┌──

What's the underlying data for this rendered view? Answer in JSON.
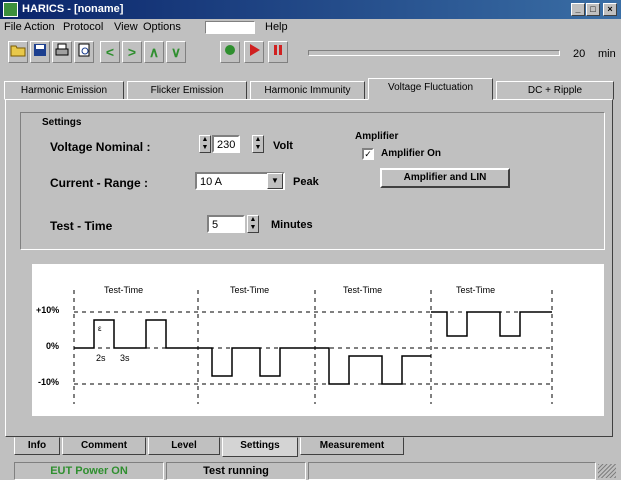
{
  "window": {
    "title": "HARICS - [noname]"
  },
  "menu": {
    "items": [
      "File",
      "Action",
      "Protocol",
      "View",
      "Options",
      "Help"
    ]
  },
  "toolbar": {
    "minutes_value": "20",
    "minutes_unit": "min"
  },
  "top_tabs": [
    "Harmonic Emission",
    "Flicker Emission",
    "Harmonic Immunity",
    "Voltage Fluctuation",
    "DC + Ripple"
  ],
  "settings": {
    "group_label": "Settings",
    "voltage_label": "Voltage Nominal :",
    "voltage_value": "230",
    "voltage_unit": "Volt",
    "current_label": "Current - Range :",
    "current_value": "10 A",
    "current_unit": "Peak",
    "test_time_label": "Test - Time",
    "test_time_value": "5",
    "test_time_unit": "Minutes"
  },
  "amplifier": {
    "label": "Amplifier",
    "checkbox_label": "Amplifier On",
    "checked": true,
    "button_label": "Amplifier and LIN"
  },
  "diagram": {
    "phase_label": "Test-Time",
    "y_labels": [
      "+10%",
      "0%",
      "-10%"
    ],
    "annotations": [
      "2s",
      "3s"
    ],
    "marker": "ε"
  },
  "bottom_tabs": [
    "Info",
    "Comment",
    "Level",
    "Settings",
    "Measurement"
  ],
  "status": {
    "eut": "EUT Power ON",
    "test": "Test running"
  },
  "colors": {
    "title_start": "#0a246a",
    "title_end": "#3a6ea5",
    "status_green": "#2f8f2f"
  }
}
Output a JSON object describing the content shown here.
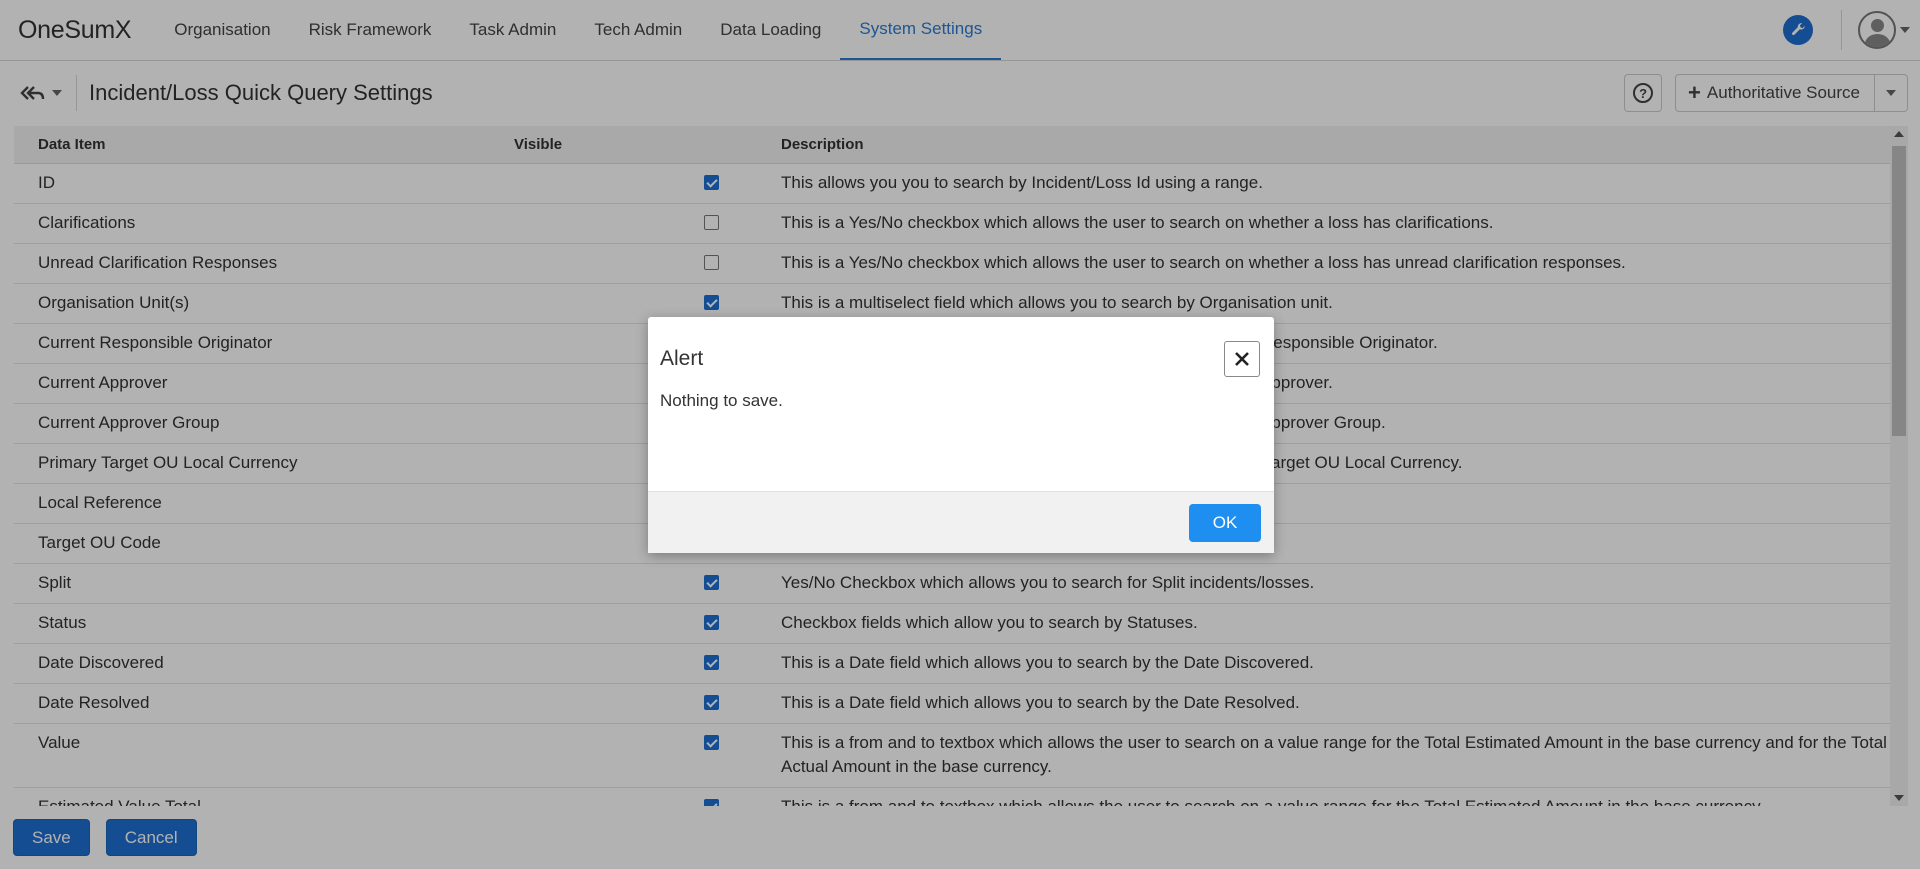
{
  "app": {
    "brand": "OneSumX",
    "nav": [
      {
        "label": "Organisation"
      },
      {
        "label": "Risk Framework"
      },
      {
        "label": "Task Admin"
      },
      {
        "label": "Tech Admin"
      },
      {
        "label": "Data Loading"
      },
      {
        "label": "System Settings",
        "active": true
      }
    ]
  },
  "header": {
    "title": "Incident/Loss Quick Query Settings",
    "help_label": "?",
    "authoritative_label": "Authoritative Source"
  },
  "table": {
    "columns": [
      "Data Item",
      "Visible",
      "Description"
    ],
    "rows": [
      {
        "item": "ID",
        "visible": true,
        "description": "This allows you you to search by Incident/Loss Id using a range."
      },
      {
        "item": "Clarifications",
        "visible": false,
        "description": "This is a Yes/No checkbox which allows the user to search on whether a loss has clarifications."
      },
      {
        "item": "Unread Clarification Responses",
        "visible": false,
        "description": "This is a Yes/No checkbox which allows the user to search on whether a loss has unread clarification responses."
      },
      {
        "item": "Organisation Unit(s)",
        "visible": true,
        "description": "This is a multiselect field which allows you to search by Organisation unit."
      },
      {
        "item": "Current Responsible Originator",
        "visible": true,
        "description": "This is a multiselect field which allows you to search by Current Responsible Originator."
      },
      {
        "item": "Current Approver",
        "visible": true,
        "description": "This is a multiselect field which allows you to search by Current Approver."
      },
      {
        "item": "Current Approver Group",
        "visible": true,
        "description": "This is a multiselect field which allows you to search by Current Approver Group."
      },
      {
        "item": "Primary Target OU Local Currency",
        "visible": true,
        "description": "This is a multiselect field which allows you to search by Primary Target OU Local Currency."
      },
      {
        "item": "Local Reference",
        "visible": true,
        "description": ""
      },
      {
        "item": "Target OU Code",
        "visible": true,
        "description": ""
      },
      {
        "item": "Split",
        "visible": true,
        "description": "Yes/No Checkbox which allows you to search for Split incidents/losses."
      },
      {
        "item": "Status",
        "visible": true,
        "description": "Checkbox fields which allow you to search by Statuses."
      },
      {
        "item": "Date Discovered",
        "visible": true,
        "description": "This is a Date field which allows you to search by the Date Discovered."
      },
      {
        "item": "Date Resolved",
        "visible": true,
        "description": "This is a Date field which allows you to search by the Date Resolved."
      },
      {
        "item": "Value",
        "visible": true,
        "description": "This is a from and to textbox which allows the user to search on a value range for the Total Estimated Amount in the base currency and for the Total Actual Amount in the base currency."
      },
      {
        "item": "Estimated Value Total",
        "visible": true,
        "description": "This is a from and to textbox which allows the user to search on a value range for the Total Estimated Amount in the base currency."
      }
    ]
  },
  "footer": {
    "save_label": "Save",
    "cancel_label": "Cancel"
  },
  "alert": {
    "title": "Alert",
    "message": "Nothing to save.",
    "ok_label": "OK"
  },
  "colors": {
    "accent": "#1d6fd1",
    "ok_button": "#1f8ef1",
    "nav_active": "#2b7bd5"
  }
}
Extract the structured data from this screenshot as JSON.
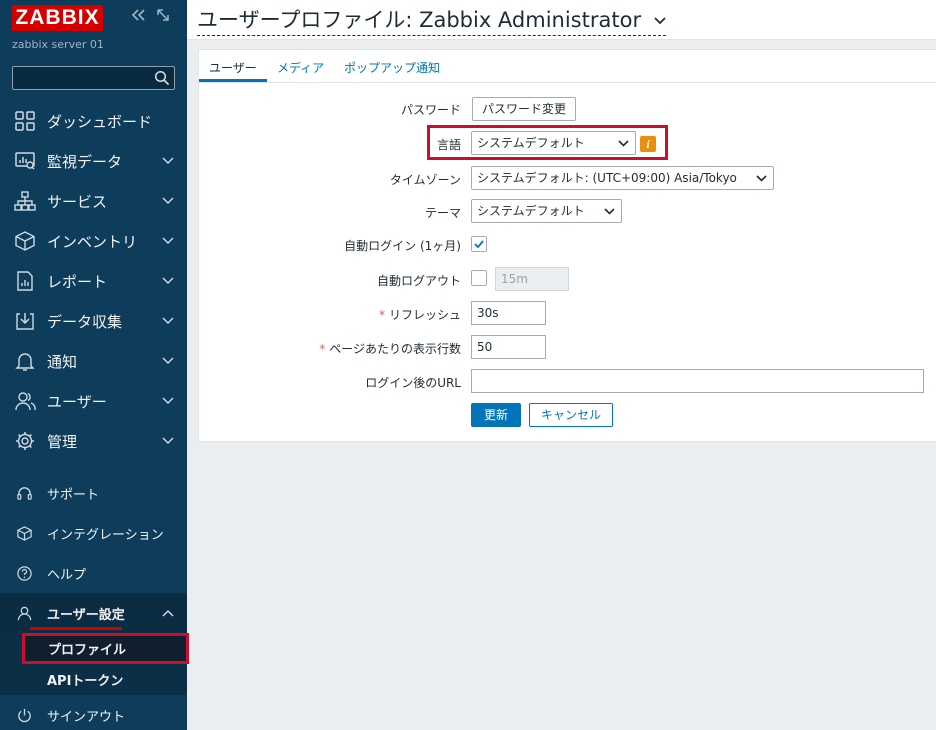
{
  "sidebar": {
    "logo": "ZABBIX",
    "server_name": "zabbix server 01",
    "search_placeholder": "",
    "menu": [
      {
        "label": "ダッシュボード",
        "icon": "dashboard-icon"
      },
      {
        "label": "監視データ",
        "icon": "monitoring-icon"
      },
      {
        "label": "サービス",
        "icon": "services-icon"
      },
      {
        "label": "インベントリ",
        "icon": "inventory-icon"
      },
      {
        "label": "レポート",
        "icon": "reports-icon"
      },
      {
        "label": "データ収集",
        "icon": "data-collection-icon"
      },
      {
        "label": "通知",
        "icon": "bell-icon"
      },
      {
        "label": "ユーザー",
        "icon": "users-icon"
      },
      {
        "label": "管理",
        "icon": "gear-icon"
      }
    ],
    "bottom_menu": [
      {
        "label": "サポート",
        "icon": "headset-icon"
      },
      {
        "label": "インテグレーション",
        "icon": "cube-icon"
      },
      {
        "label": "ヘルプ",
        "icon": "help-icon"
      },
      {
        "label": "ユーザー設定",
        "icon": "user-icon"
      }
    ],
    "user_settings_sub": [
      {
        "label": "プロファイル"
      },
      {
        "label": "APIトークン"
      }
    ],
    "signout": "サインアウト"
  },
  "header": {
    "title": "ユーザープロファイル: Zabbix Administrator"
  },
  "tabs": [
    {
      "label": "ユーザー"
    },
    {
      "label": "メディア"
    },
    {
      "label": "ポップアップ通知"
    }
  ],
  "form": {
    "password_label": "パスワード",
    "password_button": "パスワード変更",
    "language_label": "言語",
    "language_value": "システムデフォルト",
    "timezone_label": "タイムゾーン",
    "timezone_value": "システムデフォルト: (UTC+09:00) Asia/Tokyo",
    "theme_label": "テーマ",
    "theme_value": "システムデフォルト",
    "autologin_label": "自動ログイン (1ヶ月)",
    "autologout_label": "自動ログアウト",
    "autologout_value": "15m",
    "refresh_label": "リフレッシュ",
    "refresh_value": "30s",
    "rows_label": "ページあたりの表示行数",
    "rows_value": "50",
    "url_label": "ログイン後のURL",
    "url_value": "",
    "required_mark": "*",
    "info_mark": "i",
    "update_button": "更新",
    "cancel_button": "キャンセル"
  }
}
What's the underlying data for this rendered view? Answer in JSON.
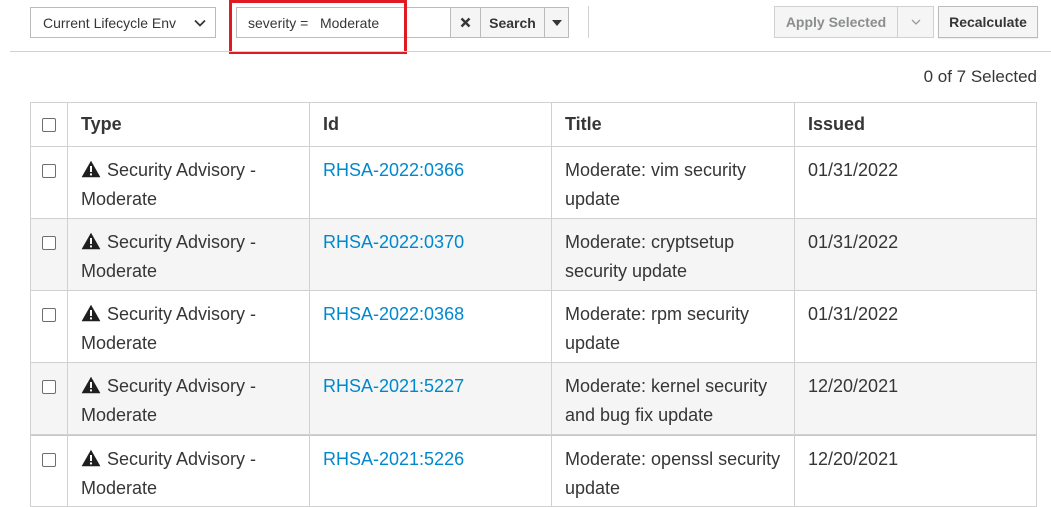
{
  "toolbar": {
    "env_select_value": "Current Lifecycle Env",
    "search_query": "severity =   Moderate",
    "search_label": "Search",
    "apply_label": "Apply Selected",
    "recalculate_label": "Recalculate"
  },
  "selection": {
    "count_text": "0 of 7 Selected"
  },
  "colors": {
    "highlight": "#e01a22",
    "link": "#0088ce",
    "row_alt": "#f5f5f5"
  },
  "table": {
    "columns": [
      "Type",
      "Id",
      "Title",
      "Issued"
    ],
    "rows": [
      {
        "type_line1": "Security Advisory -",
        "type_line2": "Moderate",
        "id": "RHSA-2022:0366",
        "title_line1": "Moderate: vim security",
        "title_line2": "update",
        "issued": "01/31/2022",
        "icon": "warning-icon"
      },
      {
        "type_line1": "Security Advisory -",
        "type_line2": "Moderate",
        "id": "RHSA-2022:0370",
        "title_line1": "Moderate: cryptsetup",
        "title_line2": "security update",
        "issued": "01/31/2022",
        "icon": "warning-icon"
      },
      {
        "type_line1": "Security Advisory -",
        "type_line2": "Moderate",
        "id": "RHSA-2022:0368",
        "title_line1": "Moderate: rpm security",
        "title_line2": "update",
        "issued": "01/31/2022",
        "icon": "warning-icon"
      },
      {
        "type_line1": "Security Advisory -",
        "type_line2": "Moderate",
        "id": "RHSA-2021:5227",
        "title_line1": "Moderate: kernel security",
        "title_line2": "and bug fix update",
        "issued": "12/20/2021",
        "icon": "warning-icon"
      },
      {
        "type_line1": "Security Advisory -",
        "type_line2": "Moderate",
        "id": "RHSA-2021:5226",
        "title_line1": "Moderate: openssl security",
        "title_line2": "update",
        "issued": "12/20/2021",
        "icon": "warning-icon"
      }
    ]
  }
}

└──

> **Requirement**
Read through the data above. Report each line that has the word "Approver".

> **Exercise response**
        "item": "Current Approver",
        "description": "This is a multiselect field which allows you to search by Current Approver."
        "item": "Current Approver Group",
        "description": "This is a multiselect field which allows you to search by Current Approver Group."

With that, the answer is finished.